[Dataset rows for apps and sites]

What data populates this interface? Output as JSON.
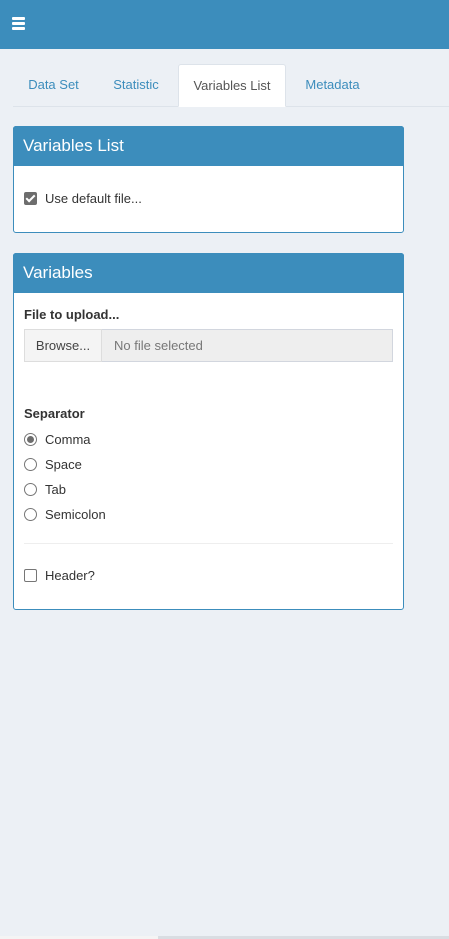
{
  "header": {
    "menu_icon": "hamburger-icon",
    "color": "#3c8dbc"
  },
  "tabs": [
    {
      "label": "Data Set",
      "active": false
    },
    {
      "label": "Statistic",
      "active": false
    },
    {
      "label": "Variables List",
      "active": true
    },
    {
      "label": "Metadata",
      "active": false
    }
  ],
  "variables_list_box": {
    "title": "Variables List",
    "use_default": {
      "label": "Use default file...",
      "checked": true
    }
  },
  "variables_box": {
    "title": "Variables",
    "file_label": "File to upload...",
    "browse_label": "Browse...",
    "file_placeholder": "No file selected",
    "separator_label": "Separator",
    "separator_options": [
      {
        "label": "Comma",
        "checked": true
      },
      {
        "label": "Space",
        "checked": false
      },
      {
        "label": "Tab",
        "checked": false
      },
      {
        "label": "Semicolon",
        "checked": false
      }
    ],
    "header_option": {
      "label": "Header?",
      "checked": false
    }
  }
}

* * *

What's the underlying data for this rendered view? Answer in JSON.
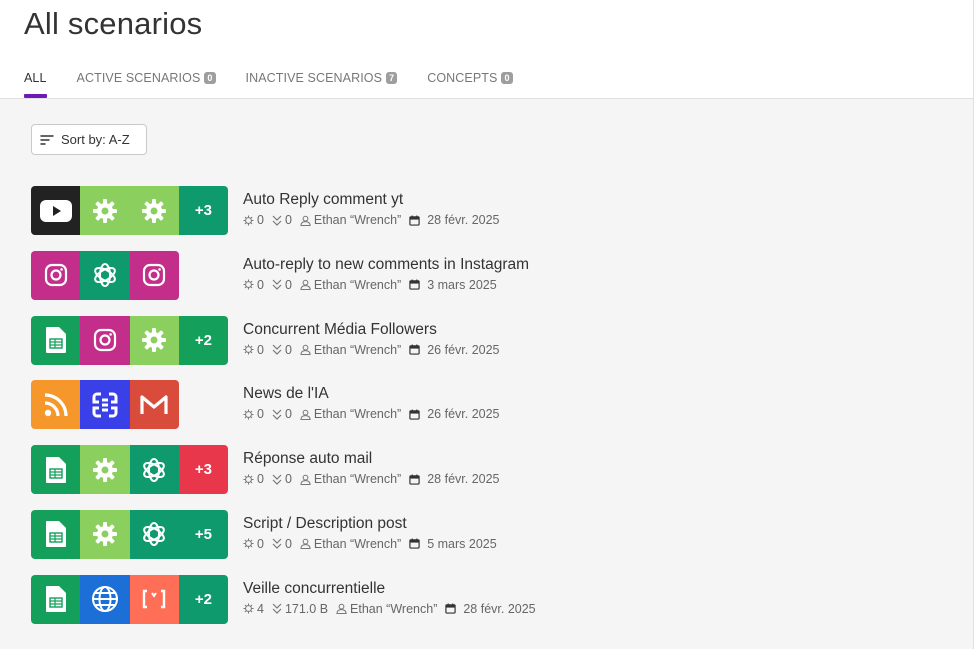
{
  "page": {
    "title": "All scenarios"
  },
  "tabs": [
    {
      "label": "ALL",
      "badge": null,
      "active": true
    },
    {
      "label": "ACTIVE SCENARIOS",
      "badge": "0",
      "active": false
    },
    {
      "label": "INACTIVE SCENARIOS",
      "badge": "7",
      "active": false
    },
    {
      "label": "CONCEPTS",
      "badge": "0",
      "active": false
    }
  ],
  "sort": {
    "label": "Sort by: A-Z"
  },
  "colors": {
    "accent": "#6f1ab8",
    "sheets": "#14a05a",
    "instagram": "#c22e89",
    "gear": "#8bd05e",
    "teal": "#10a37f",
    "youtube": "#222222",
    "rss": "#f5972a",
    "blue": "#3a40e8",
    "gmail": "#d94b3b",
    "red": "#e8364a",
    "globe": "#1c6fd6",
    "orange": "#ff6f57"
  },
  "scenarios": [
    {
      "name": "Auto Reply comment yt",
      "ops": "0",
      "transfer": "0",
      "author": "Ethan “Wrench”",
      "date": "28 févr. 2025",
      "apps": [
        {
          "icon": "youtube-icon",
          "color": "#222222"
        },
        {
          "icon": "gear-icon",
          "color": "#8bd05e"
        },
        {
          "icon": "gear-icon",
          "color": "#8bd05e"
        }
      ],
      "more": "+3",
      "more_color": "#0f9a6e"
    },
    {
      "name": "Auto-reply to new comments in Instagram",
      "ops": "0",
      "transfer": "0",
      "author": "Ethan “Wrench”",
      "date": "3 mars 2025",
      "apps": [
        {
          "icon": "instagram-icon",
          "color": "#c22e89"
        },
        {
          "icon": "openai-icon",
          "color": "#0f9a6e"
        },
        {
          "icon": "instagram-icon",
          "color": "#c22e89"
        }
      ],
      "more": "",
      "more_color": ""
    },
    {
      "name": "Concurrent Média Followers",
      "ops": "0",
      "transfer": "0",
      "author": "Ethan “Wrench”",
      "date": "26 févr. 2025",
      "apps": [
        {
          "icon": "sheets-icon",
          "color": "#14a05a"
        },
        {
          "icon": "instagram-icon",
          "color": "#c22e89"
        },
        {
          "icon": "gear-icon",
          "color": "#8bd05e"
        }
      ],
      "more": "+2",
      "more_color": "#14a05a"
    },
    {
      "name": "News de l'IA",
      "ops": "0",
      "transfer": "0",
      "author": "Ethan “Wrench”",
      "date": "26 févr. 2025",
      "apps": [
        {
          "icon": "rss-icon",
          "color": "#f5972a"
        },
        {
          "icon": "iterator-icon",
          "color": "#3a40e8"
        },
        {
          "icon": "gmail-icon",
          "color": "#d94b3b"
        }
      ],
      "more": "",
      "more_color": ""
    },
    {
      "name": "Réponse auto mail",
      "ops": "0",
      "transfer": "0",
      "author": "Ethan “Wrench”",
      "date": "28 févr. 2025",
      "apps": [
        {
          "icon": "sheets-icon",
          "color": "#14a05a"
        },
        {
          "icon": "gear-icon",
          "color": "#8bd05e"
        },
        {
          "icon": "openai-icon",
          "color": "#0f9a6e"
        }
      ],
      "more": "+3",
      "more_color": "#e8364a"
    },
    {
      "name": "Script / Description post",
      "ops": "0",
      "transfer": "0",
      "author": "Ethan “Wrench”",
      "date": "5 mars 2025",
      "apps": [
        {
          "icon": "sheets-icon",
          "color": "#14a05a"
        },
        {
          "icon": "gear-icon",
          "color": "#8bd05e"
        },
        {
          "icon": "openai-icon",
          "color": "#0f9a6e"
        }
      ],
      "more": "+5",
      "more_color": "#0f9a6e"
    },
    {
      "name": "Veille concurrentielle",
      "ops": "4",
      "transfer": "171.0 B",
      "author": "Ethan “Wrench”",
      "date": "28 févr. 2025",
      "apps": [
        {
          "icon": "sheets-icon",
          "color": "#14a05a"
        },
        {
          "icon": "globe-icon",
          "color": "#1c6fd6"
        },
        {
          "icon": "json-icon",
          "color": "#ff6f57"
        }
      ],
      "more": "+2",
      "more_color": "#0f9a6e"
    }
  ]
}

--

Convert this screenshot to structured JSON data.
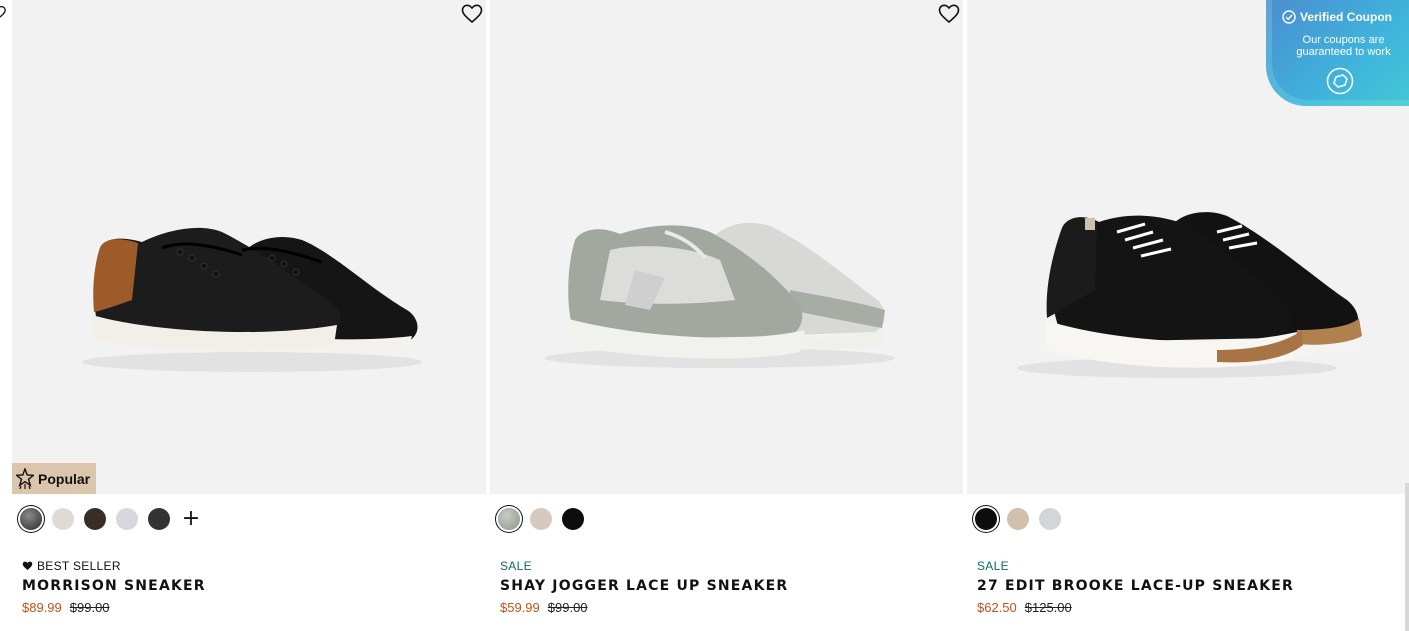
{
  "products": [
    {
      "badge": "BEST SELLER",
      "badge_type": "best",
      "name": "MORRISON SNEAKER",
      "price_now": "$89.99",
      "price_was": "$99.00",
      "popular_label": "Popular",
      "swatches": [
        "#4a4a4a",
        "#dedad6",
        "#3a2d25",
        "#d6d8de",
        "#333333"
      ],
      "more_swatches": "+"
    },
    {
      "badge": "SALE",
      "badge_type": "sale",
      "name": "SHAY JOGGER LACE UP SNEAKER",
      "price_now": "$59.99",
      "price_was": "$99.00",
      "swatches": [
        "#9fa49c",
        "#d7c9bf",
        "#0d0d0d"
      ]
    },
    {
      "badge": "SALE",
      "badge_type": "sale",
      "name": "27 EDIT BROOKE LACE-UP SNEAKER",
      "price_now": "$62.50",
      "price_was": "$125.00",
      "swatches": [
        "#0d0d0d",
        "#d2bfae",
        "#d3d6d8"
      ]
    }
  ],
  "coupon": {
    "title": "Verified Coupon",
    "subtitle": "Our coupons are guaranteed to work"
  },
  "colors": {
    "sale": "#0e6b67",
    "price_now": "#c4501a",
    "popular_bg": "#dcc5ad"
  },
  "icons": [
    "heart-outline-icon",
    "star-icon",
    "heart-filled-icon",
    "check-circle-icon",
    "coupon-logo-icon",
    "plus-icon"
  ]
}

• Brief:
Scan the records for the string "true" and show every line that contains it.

• Answer below:
      "active": true
      "checked": true
        "checked": true
      "active": true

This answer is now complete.